The music video features Bush as a medieval character who is communing with nature in a forest. She co-directed the clip with Peter Richardson, co-founder of the comedy series The Comic Strip. Says Bush: "We wanted to make the video for 'The Sensual World' as simple as possible in that so many videos now are overloaded with effects, big sets, they look expensive. So what we wanted to do was just keep it in one set, one environment and depict what for me the song 'The Sensual World' is about, which is the sensuality of this planet, the weather, the elemental changes, being able to reach out and touch, the sound of the wind, all of these wonderful things that we are surrounded by."

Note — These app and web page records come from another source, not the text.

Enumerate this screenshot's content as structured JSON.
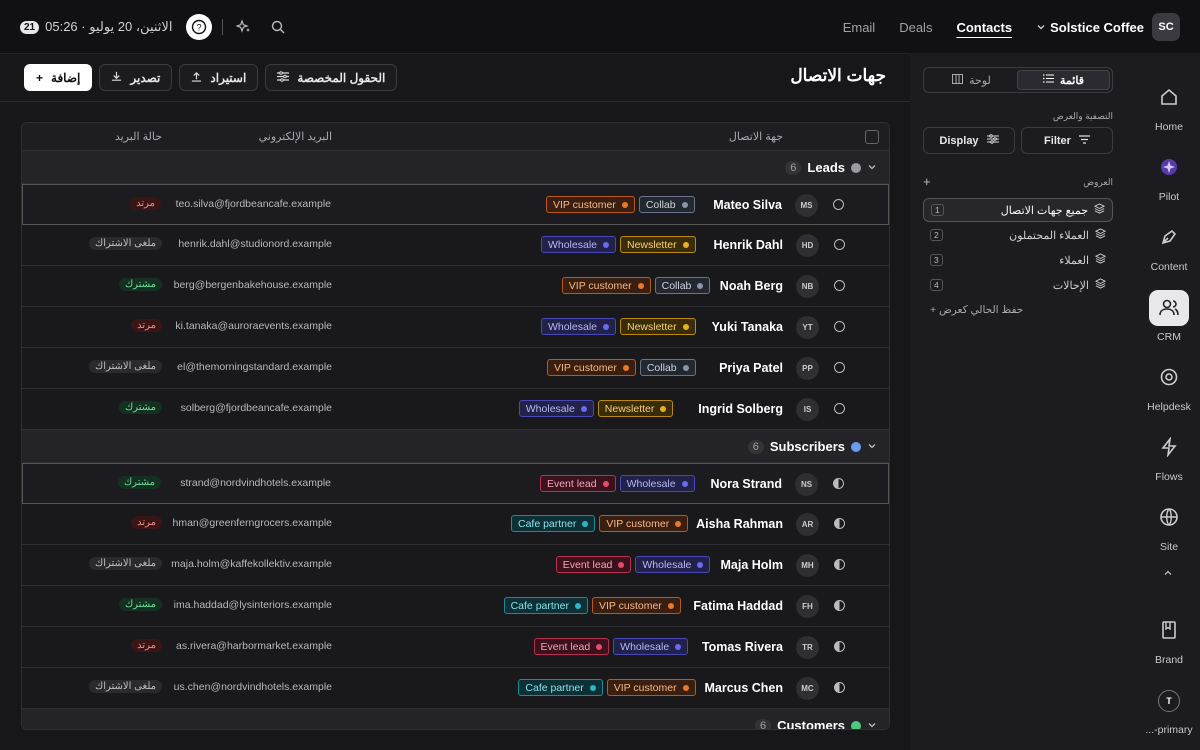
{
  "topbar": {
    "notif_count": "21",
    "date": "الاثنين، 20 يوليو · 05:26",
    "nav": [
      "Email",
      "Deals",
      "Contacts"
    ],
    "active": "Contacts",
    "workspace": "Solstice Coffee",
    "avatar": "SC"
  },
  "header": {
    "title": "جهات الاتصال",
    "add": "إضافة",
    "export": "تصدير",
    "import": "استيراد",
    "custom_fields": "الحقول المخصصة"
  },
  "table": {
    "col_contact": "جهة الاتصال",
    "col_email": "البريد الإلكتروني",
    "col_mail_status": "حالة البريد"
  },
  "groups": [
    {
      "label": "Leads",
      "count": "6",
      "color": "#9a9aa0",
      "rows": [
        {
          "initials": "MS",
          "name": "Mateo Silva",
          "tags": [
            {
              "t": "VIP customer",
              "k": "vip"
            },
            {
              "t": "Collab",
              "k": "collab"
            }
          ],
          "email": "teo.silva@fjordbeancafe.example",
          "mail": "مرتد",
          "mk": "bounced",
          "sel": true
        },
        {
          "initials": "HD",
          "name": "Henrik Dahl",
          "tags": [
            {
              "t": "Wholesale",
              "k": "wh"
            },
            {
              "t": "Newsletter",
              "k": "news"
            }
          ],
          "email": "henrik.dahl@studionord.example",
          "mail": "ملغى الاشتراك",
          "mk": "unsub"
        },
        {
          "initials": "NB",
          "name": "Noah Berg",
          "tags": [
            {
              "t": "VIP customer",
              "k": "vip"
            },
            {
              "t": "Collab",
              "k": "collab"
            }
          ],
          "email": "berg@bergenbakehouse.example",
          "mail": "مشترك",
          "mk": "sub"
        },
        {
          "initials": "YT",
          "name": "Yuki Tanaka",
          "tags": [
            {
              "t": "Wholesale",
              "k": "wh"
            },
            {
              "t": "Newsletter",
              "k": "news"
            }
          ],
          "email": "ki.tanaka@auroraevents.example",
          "mail": "مرتد",
          "mk": "bounced"
        },
        {
          "initials": "PP",
          "name": "Priya Patel",
          "tags": [
            {
              "t": "VIP customer",
              "k": "vip"
            },
            {
              "t": "Collab",
              "k": "collab"
            }
          ],
          "email": "el@themorningstandard.example",
          "mail": "ملغى الاشتراك",
          "mk": "unsub"
        },
        {
          "initials": "IS",
          "name": "Ingrid Solberg",
          "tags": [
            {
              "t": "Wholesale",
              "k": "wh"
            },
            {
              "t": "Newsletter",
              "k": "news"
            }
          ],
          "email": "solberg@fjordbeancafe.example",
          "mail": "مشترك",
          "mk": "sub"
        }
      ]
    },
    {
      "label": "Subscribers",
      "count": "6",
      "color": "#6a9cf0",
      "half": true,
      "rows": [
        {
          "initials": "NS",
          "name": "Nora Strand",
          "tags": [
            {
              "t": "Event lead",
              "k": "ev"
            },
            {
              "t": "Wholesale",
              "k": "wh"
            }
          ],
          "email": "strand@nordvindhotels.example",
          "mail": "مشترك",
          "mk": "sub",
          "sel": true
        },
        {
          "initials": "AR",
          "name": "Aisha Rahman",
          "tags": [
            {
              "t": "Cafe partner",
              "k": "cafe"
            },
            {
              "t": "VIP customer",
              "k": "vip"
            }
          ],
          "email": "hman@greenferngrocers.example",
          "mail": "مرتد",
          "mk": "bounced"
        },
        {
          "initials": "MH",
          "name": "Maja Holm",
          "tags": [
            {
              "t": "Event lead",
              "k": "ev"
            },
            {
              "t": "Wholesale",
              "k": "wh"
            }
          ],
          "email": "maja.holm@kaffekollektiv.example",
          "mail": "ملغى الاشتراك",
          "mk": "unsub"
        },
        {
          "initials": "FH",
          "name": "Fatima Haddad",
          "tags": [
            {
              "t": "Cafe partner",
              "k": "cafe"
            },
            {
              "t": "VIP customer",
              "k": "vip"
            }
          ],
          "email": "ima.haddad@lysinteriors.example",
          "mail": "مشترك",
          "mk": "sub"
        },
        {
          "initials": "TR",
          "name": "Tomas Rivera",
          "tags": [
            {
              "t": "Event lead",
              "k": "ev"
            },
            {
              "t": "Wholesale",
              "k": "wh"
            }
          ],
          "email": "as.rivera@harbormarket.example",
          "mail": "مرتد",
          "mk": "bounced"
        },
        {
          "initials": "MC",
          "name": "Marcus Chen",
          "tags": [
            {
              "t": "Cafe partner",
              "k": "cafe"
            },
            {
              "t": "VIP customer",
              "k": "vip"
            }
          ],
          "email": "us.chen@nordvindhotels.example",
          "mail": "ملغى الاشتراك",
          "mk": "unsub"
        }
      ]
    },
    {
      "label": "Customers",
      "count": "6",
      "color": "#4cc97a",
      "rows": []
    }
  ],
  "sidebar": {
    "list": "قائمة",
    "board": "لوحة",
    "filter_label": "التصفية والعرض",
    "filter": "Filter",
    "display": "Display",
    "views_label": "العروض",
    "views": [
      {
        "label": "جميع جهات الاتصال",
        "n": "1"
      },
      {
        "label": "العملاء المحتملون",
        "n": "2"
      },
      {
        "label": "العملاء",
        "n": "3"
      },
      {
        "label": "الإحالات",
        "n": "4"
      }
    ],
    "save_view": "+ حفظ الحالي كعرض"
  },
  "rail": [
    "Home",
    "Pilot",
    "Content",
    "CRM",
    "Helpdesk",
    "Flows",
    "Site",
    "Brand",
    "...-primary"
  ],
  "rail_avatar": "T",
  "colors": {
    "vip": "#e8792c",
    "collab": "#8a95a8",
    "wh": "#6a6af0",
    "news": "#e8b020",
    "ev": "#e84a6a",
    "cafe": "#2ab8c8"
  }
}
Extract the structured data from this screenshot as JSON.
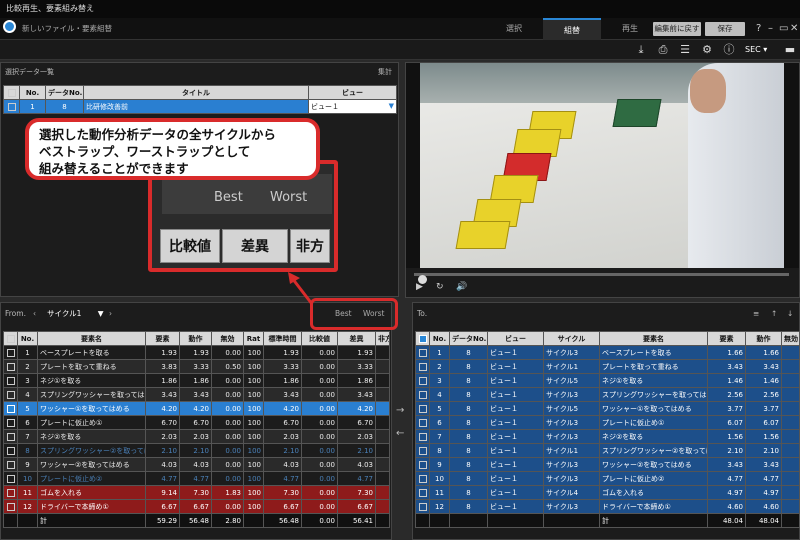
{
  "window": {
    "title": "比較再生、要素組み替え"
  },
  "menubar": {
    "breadcrumb": "新しいファイル・要素組替",
    "tabs": [
      {
        "label": "選択"
      },
      {
        "label": "組替"
      },
      {
        "label": "再生"
      }
    ],
    "active_tab": "組替",
    "undo_label": "編集前に戻す",
    "save_label": "保存",
    "win_controls": [
      "?",
      "–",
      "▭",
      "✕"
    ]
  },
  "toolbar": {
    "unit": "SEC"
  },
  "top_left": {
    "title": "選択データ一覧",
    "right_label": "集計",
    "columns": [
      "",
      "No.",
      "データNo.",
      "タイトル",
      "ビュー"
    ],
    "rows": [
      {
        "no": "1",
        "data_no": "8",
        "title": "比研修改善前",
        "view": "ビュー１"
      }
    ]
  },
  "callout": {
    "lines": [
      "選択した動作分析データの全サイクルから",
      "ベストラップ、ワーストラップとして",
      "組み替えることができます"
    ],
    "zoom_best": "Best",
    "zoom_worst": "Worst",
    "zoom_cells": [
      "比較値",
      "差異",
      "非方"
    ]
  },
  "bottom_left": {
    "from_label": "From.",
    "cycle": "サイクル1",
    "best": "Best",
    "worst": "Worst",
    "columns": [
      "",
      "No.",
      "要素名",
      "要素",
      "動作",
      "無効",
      "Rat",
      "標準時間",
      "比較値",
      "差異",
      "非方"
    ],
    "rows": [
      {
        "no": "1",
        "name": "ベースプレートを取る",
        "el": "1.93",
        "mv": "1.93",
        "inv": "0.00",
        "rat": "100",
        "std": "1.93",
        "cmp": "0.00",
        "diff": "1.93",
        "style": ""
      },
      {
        "no": "2",
        "name": "プレートを取って重ねる",
        "el": "3.83",
        "mv": "3.33",
        "inv": "0.50",
        "rat": "100",
        "std": "3.33",
        "cmp": "0.00",
        "diff": "3.33",
        "style": "alt"
      },
      {
        "no": "3",
        "name": "ネジ①を取る",
        "el": "1.86",
        "mv": "1.86",
        "inv": "0.00",
        "rat": "100",
        "std": "1.86",
        "cmp": "0.00",
        "diff": "1.86",
        "style": ""
      },
      {
        "no": "4",
        "name": "スプリングワッシャーを取ってはめる",
        "el": "3.43",
        "mv": "3.43",
        "inv": "0.00",
        "rat": "100",
        "std": "3.43",
        "cmp": "0.00",
        "diff": "3.43",
        "style": "alt"
      },
      {
        "no": "5",
        "name": "ワッシャー①を取ってはめる",
        "el": "4.20",
        "mv": "4.20",
        "inv": "0.00",
        "rat": "100",
        "std": "4.20",
        "cmp": "0.00",
        "diff": "4.20",
        "style": "sel"
      },
      {
        "no": "6",
        "name": "プレートに仮止め①",
        "el": "6.70",
        "mv": "6.70",
        "inv": "0.00",
        "rat": "100",
        "std": "6.70",
        "cmp": "0.00",
        "diff": "6.70",
        "style": ""
      },
      {
        "no": "7",
        "name": "ネジ②を取る",
        "el": "2.03",
        "mv": "2.03",
        "inv": "0.00",
        "rat": "100",
        "std": "2.03",
        "cmp": "0.00",
        "diff": "2.03",
        "style": "alt"
      },
      {
        "no": "8",
        "name": "スプリングワッシャー②を取ってはめる",
        "el": "2.10",
        "mv": "2.10",
        "inv": "0.00",
        "rat": "100",
        "std": "2.10",
        "cmp": "0.00",
        "diff": "2.10",
        "style": "dim"
      },
      {
        "no": "9",
        "name": "ワッシャー②を取ってはめる",
        "el": "4.03",
        "mv": "4.03",
        "inv": "0.00",
        "rat": "100",
        "std": "4.03",
        "cmp": "0.00",
        "diff": "4.03",
        "style": "alt"
      },
      {
        "no": "10",
        "name": "プレートに仮止め②",
        "el": "4.77",
        "mv": "4.77",
        "inv": "0.00",
        "rat": "100",
        "std": "4.77",
        "cmp": "0.00",
        "diff": "4.77",
        "style": "dim"
      },
      {
        "no": "11",
        "name": "ゴムを入れる",
        "el": "9.14",
        "mv": "7.30",
        "inv": "1.83",
        "rat": "100",
        "std": "7.30",
        "cmp": "0.00",
        "diff": "7.30",
        "style": "red"
      },
      {
        "no": "12",
        "name": "ドライバーで本締め①",
        "el": "6.67",
        "mv": "6.67",
        "inv": "0.00",
        "rat": "100",
        "std": "6.67",
        "cmp": "0.00",
        "diff": "6.67",
        "style": "red"
      }
    ],
    "total": {
      "label": "計",
      "el": "59.29",
      "mv": "56.48",
      "inv": "2.80",
      "std": "56.48",
      "cmp": "0.00",
      "diff": "56.41"
    }
  },
  "bottom_right": {
    "to_label": "To.",
    "columns": [
      "",
      "No.",
      "データNo.",
      "ビュー",
      "サイクル",
      "要素名",
      "要素",
      "動作",
      "無効"
    ],
    "rows": [
      {
        "no": "1",
        "data_no": "8",
        "view": "ビュー１",
        "cycle": "サイクル3",
        "name": "ベースプレートを取る",
        "el": "1.66",
        "mv": "1.66"
      },
      {
        "no": "2",
        "data_no": "8",
        "view": "ビュー１",
        "cycle": "サイクル1",
        "name": "プレートを取って重ねる",
        "el": "3.43",
        "mv": "3.43"
      },
      {
        "no": "3",
        "data_no": "8",
        "view": "ビュー１",
        "cycle": "サイクル5",
        "name": "ネジ①を取る",
        "el": "1.46",
        "mv": "1.46"
      },
      {
        "no": "4",
        "data_no": "8",
        "view": "ビュー１",
        "cycle": "サイクル3",
        "name": "スプリングワッシャーを取ってはめる",
        "el": "2.56",
        "mv": "2.56"
      },
      {
        "no": "5",
        "data_no": "8",
        "view": "ビュー１",
        "cycle": "サイクル5",
        "name": "ワッシャー①を取ってはめる",
        "el": "3.77",
        "mv": "3.77"
      },
      {
        "no": "6",
        "data_no": "8",
        "view": "ビュー１",
        "cycle": "サイクル3",
        "name": "プレートに仮止め①",
        "el": "6.07",
        "mv": "6.07"
      },
      {
        "no": "7",
        "data_no": "8",
        "view": "ビュー１",
        "cycle": "サイクル3",
        "name": "ネジ②を取る",
        "el": "1.56",
        "mv": "1.56"
      },
      {
        "no": "8",
        "data_no": "8",
        "view": "ビュー１",
        "cycle": "サイクル1",
        "name": "スプリングワッシャー②を取ってはめる",
        "el": "2.10",
        "mv": "2.10"
      },
      {
        "no": "9",
        "data_no": "8",
        "view": "ビュー１",
        "cycle": "サイクル3",
        "name": "ワッシャー②を取ってはめる",
        "el": "3.43",
        "mv": "3.43"
      },
      {
        "no": "10",
        "data_no": "8",
        "view": "ビュー１",
        "cycle": "サイクル3",
        "name": "プレートに仮止め②",
        "el": "4.77",
        "mv": "4.77"
      },
      {
        "no": "11",
        "data_no": "8",
        "view": "ビュー１",
        "cycle": "サイクル4",
        "name": "ゴムを入れる",
        "el": "4.97",
        "mv": "4.97"
      },
      {
        "no": "12",
        "data_no": "8",
        "view": "ビュー１",
        "cycle": "サイクル3",
        "name": "ドライバーで本締め①",
        "el": "4.60",
        "mv": "4.60"
      }
    ],
    "total": {
      "label": "計",
      "el": "48.04",
      "mv": "48.04"
    }
  },
  "colors": {
    "accent": "#2a87d6",
    "highlight": "#d92b2b",
    "selected_row": "#2a7fd1",
    "red_row": "#8e1b1b"
  }
}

This was the third consecutive album produced solely by Bush. For The Sensual World, she wanted to tap into her femininity, particularly on the title track, as opposed to the masculinity of her previous release Hounds Of Love. She explained to Melody Maker: "It's difficult to put into words, but I think, on the last album, Hounds of Love, particularly in the production, I wanted to try and get across a sense of power, and the way I related to that was very much what I consider very good male music - the kind of power I found there was not what I found in a lot of females' music. It's not that I was trying to write like a man or anything - but there was this level of approaching the album, soundwise, that I think had a male energy. But I didn't want to do that on this album. I wanted to do it as a woman, not as a woman working around a man's world. This all sounds awful!"
She continued: "I think The Sensual World was very much a chance for me to express myself as a female in a female way, and I found that original piece very positive female talking... That's the only way I can describe it."
This was used in the 1999 thriller Felicia's Journey.
This features Bush's brother Paddy on... fishing rods. "The swishing sound," he explained, "should conjure the atmosphere of fly-fishing, tweed hats and long wellingtons."